Andy Puzder, CEO of the parent company of Carl's Jr. and Hardees, has seen the future of fast food – and there aren't very many people in it. At least on the restaurant's side of the counter.
In an interview with Business Insider, Puzder says he's intrigued by the concept of a restaurant where patrons enter their orders on kiosks, pay with plastic, and are served by a conveyor belt. Such a restaurant, he maintains, would not just be more efficient, but a lot less expensive to operate.
"With government driving up the cost of labor, it's driving down the number of jobs," he told the publication. "You're going to see automation not just in airports and grocery stores, but in restaurants."
Not a new idea
Puzder has visited this idea before. In 2014, after President Obama called for a large increase in the minimum wage, Puzder penned an op-ed in the Wall Street Journal, warning such a move would speed up the automation process where most minimum wage workers are employed.
Puzder concedes that it would be very difficult to replace people with machines at Carl's Jr., Hardees, and many other existing franchises. That's because the operations are complex and were designeed around humans.
Rather, he sees the automated restaurant concept as part of a new restaurant's overall design. In the Business Insider interview, he points to something like Eatsa, and envisions a menu heavy with all-natural products.
Pedictably, Puzder's comments have created something of a storm on social media. On Twitter, one poster named Edward wrote, “Andy, please automatic (sic) YOUR JOB! You make 721 times more than your minimum wage worker. Your FRONT Line employees matter.
Puzder took to Twitter to answer his critics, telling them to read the article and not just the headline.

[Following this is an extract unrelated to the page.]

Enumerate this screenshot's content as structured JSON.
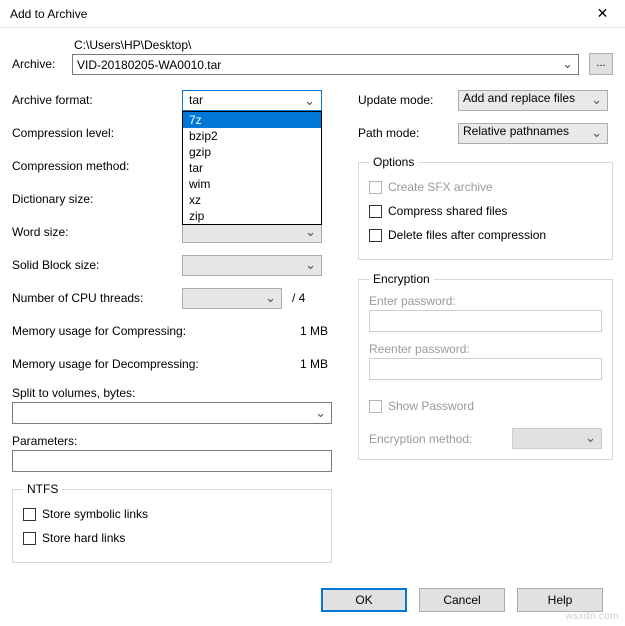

McDonald's has already stuck a toe into the world of automation, installing ordering kiosks at some of its New York City restaurants. This video shows how it works.